## YOUR INSTRUCTIONS
Using the data below, repeat all of it precisely.

## RECORD EXCERPTS
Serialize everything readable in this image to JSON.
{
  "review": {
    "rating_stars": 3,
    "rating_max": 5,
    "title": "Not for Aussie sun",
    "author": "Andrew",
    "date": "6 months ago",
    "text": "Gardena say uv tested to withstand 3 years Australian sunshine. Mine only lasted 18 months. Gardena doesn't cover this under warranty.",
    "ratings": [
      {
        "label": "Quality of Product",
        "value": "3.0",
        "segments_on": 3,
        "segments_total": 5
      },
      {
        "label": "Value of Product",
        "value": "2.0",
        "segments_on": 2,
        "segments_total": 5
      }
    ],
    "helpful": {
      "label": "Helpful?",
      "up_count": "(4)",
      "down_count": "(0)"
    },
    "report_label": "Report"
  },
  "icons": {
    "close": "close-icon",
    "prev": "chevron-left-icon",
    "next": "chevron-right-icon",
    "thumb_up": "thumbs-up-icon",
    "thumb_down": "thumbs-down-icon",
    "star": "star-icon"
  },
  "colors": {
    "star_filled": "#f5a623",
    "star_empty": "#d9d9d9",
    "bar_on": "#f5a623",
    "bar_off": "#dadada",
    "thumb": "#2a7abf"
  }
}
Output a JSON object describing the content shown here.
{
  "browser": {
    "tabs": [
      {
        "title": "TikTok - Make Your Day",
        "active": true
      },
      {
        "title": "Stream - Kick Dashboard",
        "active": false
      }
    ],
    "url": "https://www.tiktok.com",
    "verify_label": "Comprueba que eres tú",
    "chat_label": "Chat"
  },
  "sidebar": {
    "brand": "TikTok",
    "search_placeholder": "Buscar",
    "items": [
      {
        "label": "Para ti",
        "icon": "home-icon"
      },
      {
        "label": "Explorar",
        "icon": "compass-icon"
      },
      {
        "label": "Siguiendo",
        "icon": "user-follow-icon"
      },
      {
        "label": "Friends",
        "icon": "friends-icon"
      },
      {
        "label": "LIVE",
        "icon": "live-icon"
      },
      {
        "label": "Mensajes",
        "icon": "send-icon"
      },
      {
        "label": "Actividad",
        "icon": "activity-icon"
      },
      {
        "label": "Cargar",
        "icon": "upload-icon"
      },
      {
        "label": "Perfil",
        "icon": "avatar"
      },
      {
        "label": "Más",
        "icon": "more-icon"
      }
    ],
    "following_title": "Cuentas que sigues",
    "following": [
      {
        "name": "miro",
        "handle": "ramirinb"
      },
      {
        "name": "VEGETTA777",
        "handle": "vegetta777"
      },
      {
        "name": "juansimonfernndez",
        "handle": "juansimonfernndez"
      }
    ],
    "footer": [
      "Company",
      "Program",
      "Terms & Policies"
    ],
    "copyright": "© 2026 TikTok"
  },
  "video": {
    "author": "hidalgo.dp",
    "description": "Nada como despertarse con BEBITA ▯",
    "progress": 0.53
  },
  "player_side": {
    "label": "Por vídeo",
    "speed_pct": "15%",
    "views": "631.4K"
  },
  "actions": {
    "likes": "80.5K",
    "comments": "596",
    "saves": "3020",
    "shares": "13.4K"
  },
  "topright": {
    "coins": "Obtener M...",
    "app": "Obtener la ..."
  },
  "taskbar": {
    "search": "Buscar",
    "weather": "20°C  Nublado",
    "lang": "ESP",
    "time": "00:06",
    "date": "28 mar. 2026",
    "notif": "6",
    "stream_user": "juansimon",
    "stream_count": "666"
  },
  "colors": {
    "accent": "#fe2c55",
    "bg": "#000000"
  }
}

## EXERCISE SOLUTION
Serialize everything readable in this image to JSON.
{
  "review": {
    "rating_stars": 3,
    "rating_max": 5,
    "title": "Not for Aussie sun",
    "author": "Andrew",
    "date": "6 months ago",
    "text": "Gardena say uv tested to withstand 3 years Australian sunshine. Mine only lasted 18 months. Gardena doesn't cover this under warranty.",
    "ratings": [
      {
        "label": "Quality of Product",
        "value": "3.0",
        "segments_on": 3,
        "segments_total": 5
      },
      {
        "label": "Value of Product",
        "value": "2.0",
        "segments_on": 2,
        "segments_total": 5
      }
    ],
    "helpful": {
      "label": "Helpful?",
      "up_count": "(4)",
      "down_count": "(0)"
    },
    "report_label": "Report"
  },
  "icons": {
    "close": "close-icon",
    "prev": "chevron-left-icon",
    "next": "chevron-right-icon",
    "thumb_up": "thumbs-up-icon",
    "thumb_down": "thumbs-down-icon",
    "star": "star-icon"
  },
  "colors": {
    "star_filled": "#f5a623",
    "star_empty": "#d9d9d9",
    "bar_on": "#f5a623",
    "bar_off": "#dadada",
    "thumb": "#2a7abf"
  }
}
Output a JSON object describing the content shown here.
{
  "browser": {
    "tabs": [
      {
        "title": "TikTok - Make Your Day",
        "active": true
      },
      {
        "title": "Stream - Kick Dashboard",
        "active": false
      }
    ],
    "url": "https://www.tiktok.com",
    "verify_label": "Comprueba que eres tú",
    "chat_label": "Chat"
  },
  "sidebar": {
    "brand": "TikTok",
    "search_placeholder": "Buscar",
    "items": [
      {
        "label": "Para ti",
        "icon": "home-icon"
      },
      {
        "label": "Explorar",
        "icon": "compass-icon"
      },
      {
        "label": "Siguiendo",
        "icon": "user-follow-icon"
      },
      {
        "label": "Friends",
        "icon": "friends-icon"
      },
      {
        "label": "LIVE",
        "icon": "live-icon"
      },
      {
        "label": "Mensajes",
        "icon": "send-icon"
      },
      {
        "label": "Actividad",
        "icon": "activity-icon"
      },
      {
        "label": "Cargar",
        "icon": "upload-icon"
      },
      {
        "label": "Perfil",
        "icon": "avatar"
      },
      {
        "label": "Más",
        "icon": "more-icon"
      }
    ],
    "following_title": "Cuentas que sigues",
    "following": [
      {
        "name": "miro",
        "handle": "ramirinb"
      },
      {
        "name": "VEGETTA777",
        "handle": "vegetta777"
      },
      {
        "name": "juansimonfernndez",
        "handle": "juansimonfernndez"
      }
    ],
    "footer": [
      "Company",
      "Program",
      "Terms & Policies"
    ],
    "copyright": "© 2026 TikTok"
  },
  "video": {
    "author": "hidalgo.dp",
    "description": "Nada como despertarse con BEBITA ▯",
    "progress": 0.53
  },
  "player_side": {
    "label": "Por vídeo",
    "speed_pct": "15%",
    "views": "631.4K"
  },
  "actions": {
    "likes": "80.5K",
    "comments": "596",
    "saves": "3020",
    "shares": "13.4K"
  },
  "topright": {
    "coins": "Obtener M...",
    "app": "Obtener la ..."
  },
  "taskbar": {
    "search": "Buscar",
    "weather": "20°C  Nublado",
    "lang": "ESP",
    "time": "00:06",
    "date": "28 mar. 2026",
    "notif": "6",
    "stream_user": "juansimon",
    "stream_count": "666"
  },
  "colors": {
    "accent": "#fe2c55",
    "bg": "#000000"
  }
}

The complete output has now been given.